The reason I decided to omit any GUI for disabling an eager module is
that it rather simplifies things internally. Otherwise you have to
decide how long it is supposed to stay disabled if some other things
change. It can get very complicated. The implemented solution is
relatively simple (= testable). So I don't think what you suggest is a
"little enhancement" at all, it is a quite different system, probably
dealing mostly with UI code in the Modules node rather than with the
module installer itself.
The eager attribute should only be used for modules which provide no
exciting user functionality in and of themselves: they only bridge
together other modules. This way there is no reason why a user would
want the module off. If you have form and i18n enabled, why would you
want to turn off form+i18n? It is an implementation detail that it is
even a separate module at all.
For modules like "XML tree editing" etc. that provide noticeable and
optional functionality on top of e.g. "XML core", these should not be
marked eager. The user should decide whether it is to be turned on or off.
I tried to say, that 'Enabled' property must not be read-only. And
when this property is not read-only, this could be used for common

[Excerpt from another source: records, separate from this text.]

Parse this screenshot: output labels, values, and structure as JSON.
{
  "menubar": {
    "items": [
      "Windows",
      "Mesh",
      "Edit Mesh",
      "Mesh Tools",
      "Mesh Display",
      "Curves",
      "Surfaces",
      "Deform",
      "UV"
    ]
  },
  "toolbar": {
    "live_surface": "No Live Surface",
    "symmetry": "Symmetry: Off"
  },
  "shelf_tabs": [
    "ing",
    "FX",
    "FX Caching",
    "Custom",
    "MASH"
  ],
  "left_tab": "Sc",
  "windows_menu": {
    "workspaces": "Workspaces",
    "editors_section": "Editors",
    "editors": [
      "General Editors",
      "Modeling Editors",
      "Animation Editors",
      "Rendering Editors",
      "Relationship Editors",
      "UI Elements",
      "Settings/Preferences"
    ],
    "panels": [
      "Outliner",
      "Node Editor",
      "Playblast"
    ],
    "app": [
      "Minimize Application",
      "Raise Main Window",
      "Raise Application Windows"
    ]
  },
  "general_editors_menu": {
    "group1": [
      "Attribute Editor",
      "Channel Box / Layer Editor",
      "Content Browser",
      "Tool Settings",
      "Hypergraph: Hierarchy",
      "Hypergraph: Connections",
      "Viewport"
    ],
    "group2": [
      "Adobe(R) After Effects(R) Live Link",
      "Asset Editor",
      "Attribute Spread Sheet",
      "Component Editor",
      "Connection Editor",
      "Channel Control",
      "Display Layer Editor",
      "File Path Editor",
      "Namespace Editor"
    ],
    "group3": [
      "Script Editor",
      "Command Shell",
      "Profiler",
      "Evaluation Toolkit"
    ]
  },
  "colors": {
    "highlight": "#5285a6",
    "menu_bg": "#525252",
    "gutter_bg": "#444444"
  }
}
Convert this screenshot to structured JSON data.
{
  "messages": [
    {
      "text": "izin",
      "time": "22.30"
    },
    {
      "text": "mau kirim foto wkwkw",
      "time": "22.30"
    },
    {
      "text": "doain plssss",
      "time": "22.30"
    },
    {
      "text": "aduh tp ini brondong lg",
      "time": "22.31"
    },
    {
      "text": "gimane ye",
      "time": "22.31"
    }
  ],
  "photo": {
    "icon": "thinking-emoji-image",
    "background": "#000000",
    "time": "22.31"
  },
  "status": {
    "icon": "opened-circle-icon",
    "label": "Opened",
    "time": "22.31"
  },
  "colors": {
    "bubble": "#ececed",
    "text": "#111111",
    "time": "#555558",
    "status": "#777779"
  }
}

- All modules are on.
- User will disable XML Core and then XML Tree, XML Text and XML
Tools are also disabled, because of they depend on XML Core.
- Now, when I enable XML Core, then XML Tree, XML Text and XML Tools
will be automatically enabled, because they was previously disabled by
module, not by user.
- XML Core and XML Text and enabled; XML Tree and XML Tools are
- User will disable XML Core and then XML Text is also disabled,
because of it depends on XML Core.
- Now, when I enable XML Core, then XML Text will be automatically
enabled, because it was previously disabled by module, not by user.
And XML Tree and XML Tools stay disabled, because it was previously
disabled by user.
I think that implementation could not be hard - probably one new
property, which describes who disabled module - user or failed module
When I am thinking about it, my table was not really correct.
Read-only Enabled property is not good thing, because I would not be
able to enabled XML Tools (when XML Core disabled) - so current state
(XML Core is enabled because of XML Tools depend on it) is good.
What you are asking for is definitely a different thing than bridge
modules. Please open a separate RFE, I will try to implement it, but I
don't have time for it now (in the current branch). I do not suggest
bridge modules be used for the XML modules except for XML Text. It
makes no sense for XML Tree or XML Tools, for example.
Your suggestion makes more sense now; it is a job for a higher UI
layer than the module system per se, more for the Modules node: if
disabling A prompted the user in a dialog to also disable B since B
depends on A, then if later on A is enabled via the module node, the
user will be prompted to also enable B (if B still exists). Nothing of
the sort will happen if the enablement is controlled by other means,
for example session switching, etc.
Of course, an alternate approach is to display just the module
category by default in the Modules node, so that novice users will
just enable/disable "XML" (meaning a cluster of modules), whereas more
advanced users could choose to turn on only the core but not tools.
This convinces me that the approach for what you are describing is
more of a UI concern, and should probably get nbui involved.
Issue 17776 has been deprecated in favor of issue 18781
Work complete in branch incl. tests, pending merge.
functionality verified in 3.4 dev builds